And while it’s fine to pull into a rest stop along the road for a much-needed bathroom break, avoid staying overnight at rest stops, especially those along interstate highways. Park near lights and take turns going into a store when you stop anywhere. It only takes a few moments for someone to steal an RV or camper.
Many people pulling campers or trailers or driving RVs look for the local Walmart parking lot to park for the night. Just be aware of the store’s surroundings. If the store looks to be in a decent neighborhood, park under a light pole and position your vehicle so the entry door faces other campers parked there. That way, others can see comings and goings.
Secure Travel Trailers From Theft
Want to avoid enticing thieves? Then don’t leave personal items lying around, doors and windows unlocked, or shades open. Tuck away valuables, ideally in a locking safe that’s bolted down. Lock the doors and windows religiously. Pull the shades and consider a timed lighting system, much as you would for a house’s living room.
When you park your RV or camper, maintain its appearance and the surrounding area. That way, it doesn’t look unmaintained… or unwatched. Vehicles that look this way are at a higher risk for robbery.
If you choose to park your trailer in long-term storage elsewhere, invest in coupler, pin, and wheel locks that prevent tow-away thefts and select a secure storage facility to house it. Look for a property with full-perimeter fencing, security cameras, after-hours patrol, and an onsite dog watch. The better bet, if room and neighborhood covenants allow, is to park your RV or camper at home. If you store it at home, park the RV behind a locking gate and install motion sensor lighting.
Light ‘Em Up
Motion detection lights are a smart investment for your RV or camper. Thieves much prefer to work under the cover of darkness. Motion-detecting lights are relatively simple and inexpensive deterrents that don’t take long to install. Also, consider leaving a light on inside your RV when you’re not inside simply to make it look occupied.
Security Systems At The Ready
For part-timers that park at home, the ultimate in RV or travel trailer security is a bona fide security system. While it’s fun to buy the right overhang for enjoying your outdoor space at a campground, investing in a monitored security system is an investment that gives true peace of mind.
With Deep Sentinel security cameras, your property is protected by live video surveillance, backed by artificial intelligence and two-way audio communication. Live virtual guards monitor your property and communicate with the people on the other end before any criminal activity happens. Recognizing that time is of the essence, Deep Sentinel boasts the fastest response time among home and business security companies, with no false alarms. Deep Sentinel is the only security provider that engages within 5-10 seconds. Police contact, if needed, happens within 30 seconds.

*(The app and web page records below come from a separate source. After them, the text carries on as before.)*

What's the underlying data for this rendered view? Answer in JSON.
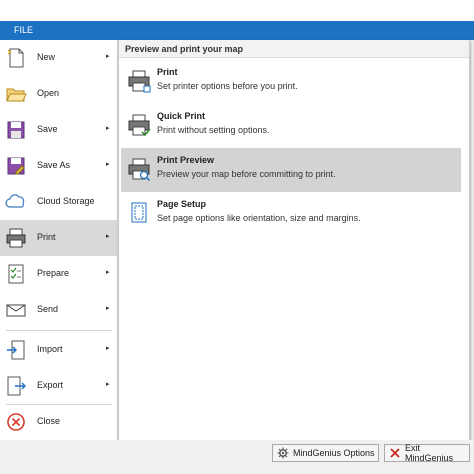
{
  "file_tab": {
    "label": "FILE"
  },
  "menu": {
    "items": [
      {
        "label": "New",
        "icon": "new-document-icon",
        "has_submenu": true
      },
      {
        "label": "Open",
        "icon": "folder-open-icon",
        "has_submenu": false
      },
      {
        "label": "Save",
        "icon": "save-disk-icon",
        "has_submenu": true
      },
      {
        "label": "Save As",
        "icon": "save-as-icon",
        "has_submenu": true
      },
      {
        "label": "Cloud Storage",
        "icon": "cloud-icon",
        "has_submenu": false
      },
      {
        "label": "Print",
        "icon": "printer-icon",
        "has_submenu": true,
        "selected": true
      },
      {
        "label": "Prepare",
        "icon": "prepare-checklist-icon",
        "has_submenu": true
      },
      {
        "label": "Send",
        "icon": "send-mail-icon",
        "has_submenu": true
      },
      {
        "label": "Import",
        "icon": "import-icon",
        "has_submenu": true
      },
      {
        "label": "Export",
        "icon": "export-icon",
        "has_submenu": true
      },
      {
        "label": "Close",
        "icon": "close-circle-icon",
        "has_submenu": false
      }
    ]
  },
  "submenu": {
    "header": "Preview and print your map",
    "items": [
      {
        "title": "Print",
        "desc": "Set printer options before you print.",
        "icon": "printer-icon"
      },
      {
        "title": "Quick Print",
        "desc": "Print without setting options.",
        "icon": "quick-print-icon"
      },
      {
        "title": "Print Preview",
        "desc": "Preview your map before committing to print.",
        "icon": "print-preview-icon",
        "selected": true
      },
      {
        "title": "Page Setup",
        "desc": "Set page options like orientation, size and margins.",
        "icon": "page-setup-icon"
      }
    ]
  },
  "footer": {
    "options_label": "MindGenius Options",
    "exit_label": "Exit MindGenius"
  },
  "colors": {
    "accent": "#1e72c4",
    "selected_bg": "#d9d9d9"
  }
}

Investing in a solution like this means there are extra sets of eyes on your property around the clock, stopping thefts when possible and reporting any crimes to the police immediately. If your home away from home has wheels, a Deep Sentinel system at your home base should be part of your RV or travel trailer security plan. That way, you can ensure you get a better night’s sleep before you hit the road again.